As with any piece of legislation, the regulations behind this bill are integral to its operation. The bill itself assigns liability but should also be considered enabling. For example, regulations could provide more context around defining important terms such as an “unprovoked attack” or whether specially-trained dogs could limit their owners liability (such as guide dogs for instance). Regulations could change the rules around pet ownership, and there is ample room to have the regulations address dog-training programs to encourage more responsible ownership. There could also be increased penalties for repeated offenses of irresponsible pet owners.
Indeed, regulations, if developed properly with consultation and forethought, could address many if not all of the gaps in this legislation. Pretty much every piece of legislation introduced has a number of regulations that are behind it, and if enacted this bill would be no different.
One final concern that has arisen is how this legislation might affect the adoption of rescue animals. Some might see this bill as increasing the barriers to adopting an animal, however, I think it ensures that animals that need additional support and help are going to families that understand their responsibilities and are prepared to provide what is needed. In my view, this is a positive step as I don’t think it is wise for irresponsible pet owners to adopt rescue animals.
Ultimately I brought this issue forward because there is a gap in our legislative framework in BC regarding pets and pet ownership liability.
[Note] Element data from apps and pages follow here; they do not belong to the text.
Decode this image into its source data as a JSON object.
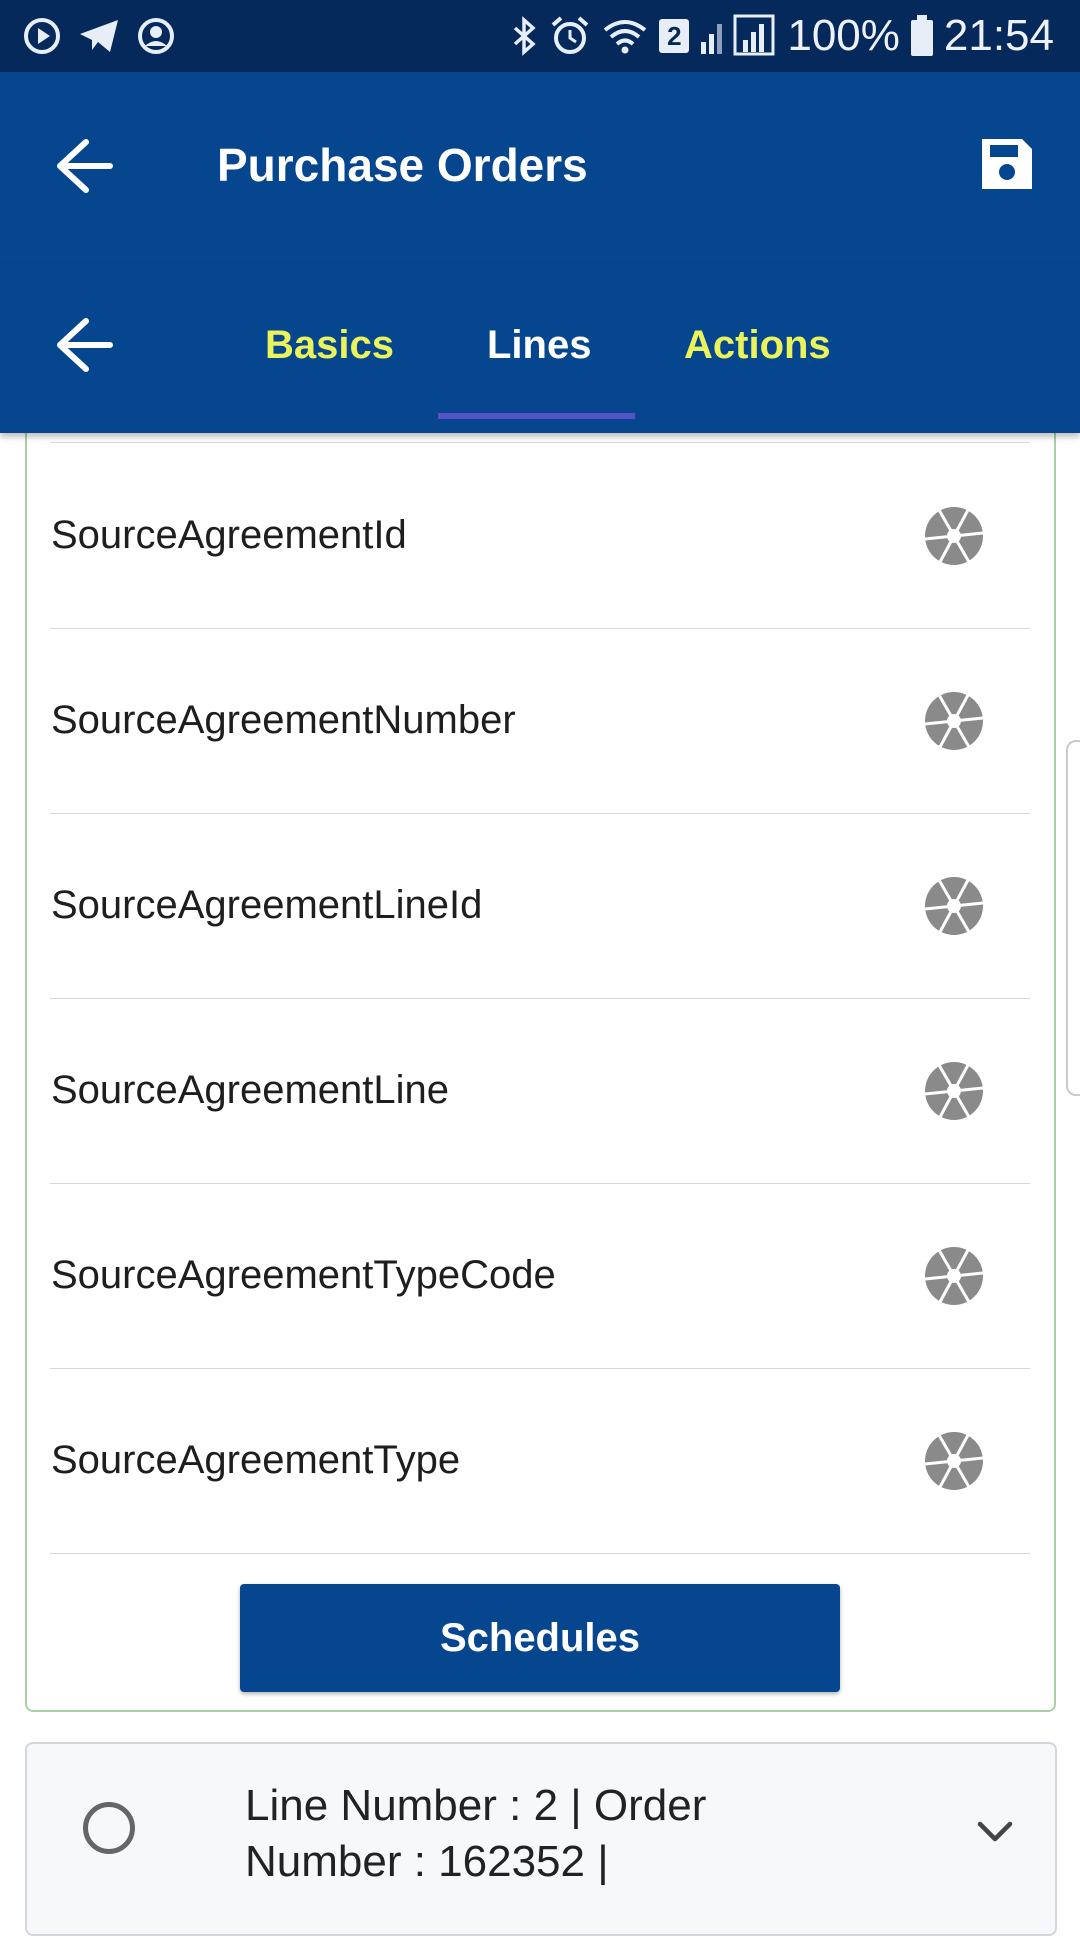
{
  "status_bar": {
    "battery_text": "100%",
    "time": "21:54",
    "sim_badge": "2",
    "icons": [
      "play-circle-icon",
      "telegram-icon",
      "account-circle-icon",
      "bluetooth-icon",
      "alarm-icon",
      "wifi-icon",
      "signal-icon",
      "battery-icon"
    ]
  },
  "app_bar": {
    "title": "Purchase Orders",
    "icons": [
      "back-arrow-icon",
      "save-icon"
    ]
  },
  "tabs": [
    {
      "label": "Basics",
      "color": "#ebf35a"
    },
    {
      "label": "Lines",
      "color": "#ffffff",
      "selected": true
    },
    {
      "label": "Actions",
      "color": "#ebf35a"
    }
  ],
  "fields": [
    {
      "label": "SourceAgreementId"
    },
    {
      "label": "SourceAgreementNumber"
    },
    {
      "label": "SourceAgreementLineId"
    },
    {
      "label": "SourceAgreementLine"
    },
    {
      "label": "SourceAgreementTypeCode"
    },
    {
      "label": "SourceAgreementType"
    }
  ],
  "field_icon": "shutter-icon",
  "schedules_button": "Schedules",
  "line_item": {
    "text": "Line Number : 2 | Order Number : 162352 |"
  },
  "colors": {
    "primary": "#06468f",
    "status_bar": "#06295c",
    "tab_accent": "#ebf35a",
    "indicator": "#5653c4",
    "card_border": "#a9cfa6"
  }
}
Other provinces have addressed it, and while I don’t think it is wise to follow Ontario’s lead in banning certain breeds, we do need something to ensure that pet owners are responsible for the behaviour of their pets and that there are stiff penalties for not being a responsible pet owner.
Since introducing the bill my office has reached out to a number of organizations and we have been in contact with the Minister of Community, Sport and Cultural Development as a way to move this issue forward.
I welcome discussion on this topic and I am hopeful that the interest that this bill has generated gives the government the push it needs to start working towards a solution for British Columbians.